By Terence Horgan
This quantity brings jointly a lot of Terence Horgan's essays on paradoxes: Newcomb's challenge, the Monty corridor challenge, the two-envelope paradox, the sorites paradox, and the napping attractiveness challenge. Newcomb's challenge arises as the traditional inspiration of useful rationality constitutively contains normative criteria which can occasionally come into direct clash with each other. The Monty corridor challenge finds that typically the higher-order truth of one's having reliably acquired pertinent new first-order info constitutes better pertinent new details than does the hot first-order details itself. The two-envelope paradox unearths that epistemic-probability contexts are weakly hyper-intensional; that as a result, non-zero epistemic possibilities occasionally accrue to epistemic percentages that aren't metaphysical chances; that consequently, the on hand acts in a given choice challenge occasionally can at the same time own numerous other forms of non-standard anticipated software that rank the acts incompatibly. The sorites paradox finds yes type of logical incoherence is inherent to vagueness, and that hence, ontological vagueness is most unlikely. The sound asleep attractiveness challenge finds that a few questions of chance are correctly spoke back utilizing a generalized version of normal conditionalization that's appropriate to actually indexical self-locational percentages, and deploys "preliminary" chances of such percentages that aren't earlier probabilities.
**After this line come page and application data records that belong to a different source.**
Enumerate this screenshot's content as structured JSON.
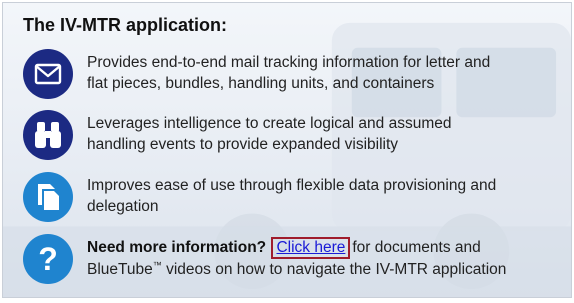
{
  "title": "The IV-MTR application:",
  "items": [
    {
      "icon": "envelope-icon",
      "line1": "Provides end-to-end mail tracking information for letter and",
      "line2": "flat pieces, bundles, handling units, and containers"
    },
    {
      "icon": "binoculars-icon",
      "line1": "Leverages intelligence to create logical and assumed",
      "line2": "handling events to provide expanded visibility"
    },
    {
      "icon": "documents-icon",
      "line1": "Improves ease of use through flexible data provisioning and",
      "line2": "delegation"
    }
  ],
  "help": {
    "icon": "question-mark-icon",
    "bold": "Need more information?",
    "link": "Click here",
    "after_link": "for documents and",
    "line2_start": "BlueTube",
    "trademark": "™",
    "line2_rest": " videos on how to navigate the IV-MTR application"
  },
  "colors": {
    "icon_dark_blue": "#1c2a83",
    "icon_light_blue": "#1f84cf",
    "link": "#1a1ad6",
    "highlight_box": "#a01c2c"
  }
}
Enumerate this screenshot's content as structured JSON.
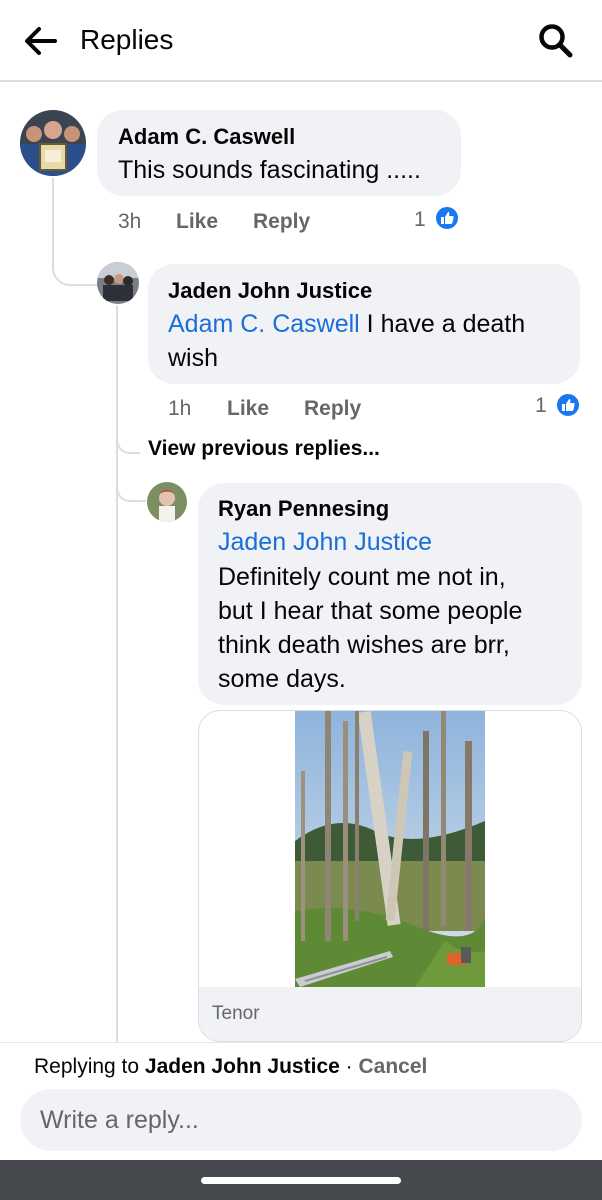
{
  "header": {
    "title": "Replies",
    "back_icon": "arrow-left-icon",
    "search_icon": "search-icon"
  },
  "comments": [
    {
      "author": "Adam C. Caswell",
      "mention": "",
      "text": "This sounds fascinating .....",
      "time": "3h",
      "like_label": "Like",
      "reply_label": "Reply",
      "reaction_count": "1"
    },
    {
      "author": "Jaden John Justice",
      "mention": "Adam C. Caswell",
      "text_line1": " I have a death",
      "text_line2": "wish",
      "time": "1h",
      "like_label": "Like",
      "reply_label": "Reply",
      "reaction_count": "1"
    },
    {
      "author": "Ryan Pennesing",
      "mention": "Jaden John Justice",
      "lines": [
        "Definitely count me not in,",
        "but I hear that some people",
        "think death wishes are brr,",
        "some days."
      ],
      "gif_source": "Tenor"
    }
  ],
  "view_previous": "View previous replies...",
  "composer": {
    "replying_prefix": "Replying to ",
    "replying_to": "Jaden John Justice",
    "separator": " · ",
    "cancel": "Cancel",
    "placeholder": "Write a reply..."
  },
  "colors": {
    "accent": "#1877f2",
    "mention": "#1a6ed8",
    "bubble": "#f0f2f5",
    "muted": "#65676b"
  }
}
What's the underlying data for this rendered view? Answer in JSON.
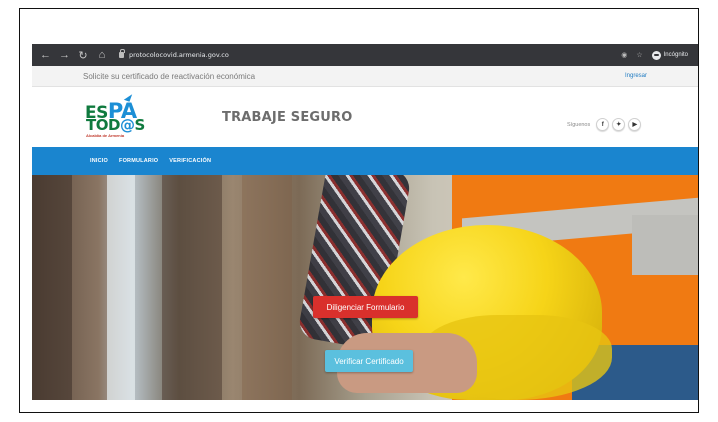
{
  "browser": {
    "url": "protocolocovid.armenia.gov.co",
    "incognito_label": "Incógnito",
    "nav_icons": [
      "back-icon",
      "forward-icon",
      "reload-icon",
      "home-icon"
    ]
  },
  "announcement": {
    "text": "Solicite su certificado de reactivación económica",
    "login_label": "Ingresar"
  },
  "header": {
    "logo": {
      "line1_prefix": "ES",
      "line1_accent": "PA",
      "line2_prefix": "TOD",
      "line2_accent": "@",
      "line2_suffix": "S",
      "tagline": "Alcaldía de Armenia"
    },
    "title": "TRABAJE SEGURO",
    "social_label": "Síguenos",
    "social": [
      {
        "icon": "facebook-icon",
        "glyph": "f"
      },
      {
        "icon": "twitter-icon",
        "glyph": "♥"
      },
      {
        "icon": "youtube-icon",
        "glyph": "▶"
      }
    ]
  },
  "nav": {
    "items": [
      "INICIO",
      "FORMULARIO",
      "VERIFICACIÓN"
    ]
  },
  "hero": {
    "primary_button": "Diligenciar Formulario",
    "secondary_button": "Verificar Certificado"
  },
  "colors": {
    "nav_blue": "#1a85cf",
    "primary_red": "#d9302c",
    "secondary_cyan": "#5bc0de"
  }
}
The quantity additionally contains 3 new essays: one on Newcomb's challenge, one at the dozing attractiveness challenge, and an essay on epistemic likelihood that articulates and motivates a few novel claims approximately epistemic likelihood that Horgan has come to espouse during his writings on paradoxes. a standard subject unifying those essays is that philosophically fascinating paradoxes as a rule withstand both effortless recommendations or recommendations which are formally/mathematically hugely technical. one other unifying subject is that such paradoxes usually have deep-sometimes disturbing-philosophical morals.
Read or Download Essays on paradoxes PDF
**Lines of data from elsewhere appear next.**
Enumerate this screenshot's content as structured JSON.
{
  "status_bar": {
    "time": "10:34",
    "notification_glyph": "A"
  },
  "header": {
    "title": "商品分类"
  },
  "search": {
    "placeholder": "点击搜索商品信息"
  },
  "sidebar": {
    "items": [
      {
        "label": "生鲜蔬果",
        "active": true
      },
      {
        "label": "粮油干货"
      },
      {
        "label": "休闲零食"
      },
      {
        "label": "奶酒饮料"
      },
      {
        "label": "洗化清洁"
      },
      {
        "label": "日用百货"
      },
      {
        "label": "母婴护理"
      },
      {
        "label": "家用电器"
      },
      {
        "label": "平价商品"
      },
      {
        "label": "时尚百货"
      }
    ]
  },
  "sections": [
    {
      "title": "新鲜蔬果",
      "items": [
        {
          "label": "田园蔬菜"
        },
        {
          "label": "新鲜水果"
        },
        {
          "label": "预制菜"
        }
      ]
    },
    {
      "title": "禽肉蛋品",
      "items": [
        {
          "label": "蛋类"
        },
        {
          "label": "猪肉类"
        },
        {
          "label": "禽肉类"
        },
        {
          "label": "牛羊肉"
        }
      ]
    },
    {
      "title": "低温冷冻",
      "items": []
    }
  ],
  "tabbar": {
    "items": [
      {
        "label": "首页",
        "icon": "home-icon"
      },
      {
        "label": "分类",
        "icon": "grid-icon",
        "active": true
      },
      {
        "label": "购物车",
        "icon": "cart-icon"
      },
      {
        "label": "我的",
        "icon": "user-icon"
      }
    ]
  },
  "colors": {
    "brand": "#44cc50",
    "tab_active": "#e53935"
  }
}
Similar epistemology books
The price of actual trust has performed a relevant position in heritage of philosophy—consider Socrates’ slogan that the unexamined existence isn't really worthy residing, and Aristotle’s declare that everybody certainly wishes knowledge—as good as in modern epistemology, the place questions about the worth of data have lately taken heart level.
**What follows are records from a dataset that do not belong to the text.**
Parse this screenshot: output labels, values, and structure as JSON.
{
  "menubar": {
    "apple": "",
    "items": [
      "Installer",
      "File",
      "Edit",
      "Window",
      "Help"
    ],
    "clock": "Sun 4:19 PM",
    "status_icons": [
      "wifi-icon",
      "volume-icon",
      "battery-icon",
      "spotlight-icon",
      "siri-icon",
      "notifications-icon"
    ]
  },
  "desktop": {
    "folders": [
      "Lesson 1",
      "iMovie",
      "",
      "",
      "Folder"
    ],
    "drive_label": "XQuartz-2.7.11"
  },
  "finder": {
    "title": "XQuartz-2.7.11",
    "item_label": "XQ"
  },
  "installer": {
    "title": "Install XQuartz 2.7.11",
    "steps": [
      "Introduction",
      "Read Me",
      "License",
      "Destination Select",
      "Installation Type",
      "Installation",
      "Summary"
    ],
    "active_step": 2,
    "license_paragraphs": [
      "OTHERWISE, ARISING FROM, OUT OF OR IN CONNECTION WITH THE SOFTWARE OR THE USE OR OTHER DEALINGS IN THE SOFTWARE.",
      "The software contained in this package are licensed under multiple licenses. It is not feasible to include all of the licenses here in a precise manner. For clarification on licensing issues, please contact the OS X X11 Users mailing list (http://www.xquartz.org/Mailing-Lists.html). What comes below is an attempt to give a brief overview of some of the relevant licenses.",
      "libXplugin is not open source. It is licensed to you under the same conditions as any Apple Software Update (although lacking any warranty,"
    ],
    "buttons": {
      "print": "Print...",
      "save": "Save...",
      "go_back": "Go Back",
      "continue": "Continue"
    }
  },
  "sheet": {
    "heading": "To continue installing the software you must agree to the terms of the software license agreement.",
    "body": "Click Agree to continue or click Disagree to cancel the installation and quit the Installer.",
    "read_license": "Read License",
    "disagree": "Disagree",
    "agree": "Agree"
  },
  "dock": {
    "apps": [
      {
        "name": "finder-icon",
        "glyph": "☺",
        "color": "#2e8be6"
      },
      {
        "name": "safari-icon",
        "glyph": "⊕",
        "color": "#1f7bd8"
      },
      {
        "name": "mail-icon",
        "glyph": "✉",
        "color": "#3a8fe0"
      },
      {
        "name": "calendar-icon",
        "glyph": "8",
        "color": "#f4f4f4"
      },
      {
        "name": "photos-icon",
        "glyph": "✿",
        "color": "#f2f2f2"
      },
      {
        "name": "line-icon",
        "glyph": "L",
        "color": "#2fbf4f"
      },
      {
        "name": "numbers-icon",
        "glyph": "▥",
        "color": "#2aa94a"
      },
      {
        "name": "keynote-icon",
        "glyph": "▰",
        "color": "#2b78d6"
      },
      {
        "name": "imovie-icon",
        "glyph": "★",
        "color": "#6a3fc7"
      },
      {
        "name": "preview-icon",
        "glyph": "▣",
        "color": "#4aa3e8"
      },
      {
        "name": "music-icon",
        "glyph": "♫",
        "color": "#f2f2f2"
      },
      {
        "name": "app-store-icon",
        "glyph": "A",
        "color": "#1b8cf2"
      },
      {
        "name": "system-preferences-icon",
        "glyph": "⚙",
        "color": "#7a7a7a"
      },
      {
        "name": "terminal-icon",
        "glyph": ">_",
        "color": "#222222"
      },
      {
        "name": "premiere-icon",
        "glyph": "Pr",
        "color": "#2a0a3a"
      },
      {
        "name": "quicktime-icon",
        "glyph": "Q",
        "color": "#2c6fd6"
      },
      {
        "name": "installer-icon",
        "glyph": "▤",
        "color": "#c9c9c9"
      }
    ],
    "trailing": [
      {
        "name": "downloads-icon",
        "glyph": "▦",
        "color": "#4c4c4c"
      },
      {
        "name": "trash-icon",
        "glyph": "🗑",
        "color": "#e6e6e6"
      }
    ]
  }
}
2009 reprint of 1925 variation. this is often a big ebook of 1 concept, yet that concept is a crucial one for the social scientist. based on the writer "many inspiration tactics and proposal constructs seem to be consciously fake assumptions, which both contradict truth or are even contradictory in themselves, yet that are deliberately therefore shaped which will triumph over problems of suggestion by means of this synthetic deviation, and achieve the aim of proposal by means of roundabout methods and via paths.
Taking good care of oneself is more and more interpreted as taking good care of one’s mind. except drugs, books, nutrients, and video games for a greater mind, humans may also use neurotechnologies for self-improvement. This ebook explores how using mind units to appreciate or enhance the self adjustments people’s subjectivity.
- Skepticism: A Contemporary Reader
- Education and the Growth of Knowledge: Perspectives from Social and Virtue Epistemology
- Pragmatism: An Open Question
- Epistemology and Skepticism: An Enquiry into the Nature of Epistemology
- Hume's Theory of the Understanding
Extra info for Essays on paradoxes
He holds that Newcomb’s problem simply fails to provide any information about probabilities of the form pr(Sj/Ai), the probabilities needed to calculate the V-utility of the acts A1 and A2. I admit that in the usual formulation of the problem, and in my own formulation at the beginning of my paper, what is explicitly stipulated is that most of the being’s two-box predictions and most of his one-box predictions have been correct and that the agent knows this. Levi rightly points out, as he did in Levi (1975), that these conditions really only bear directly on pr(A1/S2) and pr(A2/S1).
You know that your act will not causally influence the other prisoner’s act, of course. But rationality does not require a belief in causal efficacy here, just as it requires no such belief in Newcomb’s problem. In “Prisoners’ Dilemma Is a Newcomb Problem,” Philosophy and Public Affairs VIII, 3 (Spring 1979): 235–40, David Lewis argues that Newcomb’s problem and the prisoners’ dilemma differ only in “inessential trappings” (235). A similar view is strongly suggested in Gibbard and Harper 1978.
First, one need not adopt Lewis’s treatment of causation; and if one does not, then the circularity does not apply against (Mt′). But second, even if one does adopt Lewis’s counterfactual account of causation (or something like it), the circularity charge simply loses its bite. (Mt′) provides an intuitively very strong reason (for many, a compelling reason) for the pragmatic appropriateness of the standard resolution. Thus, consider the claim If (Mt′) is true, then I ought to adopt the standard resolution for decision-making purposes.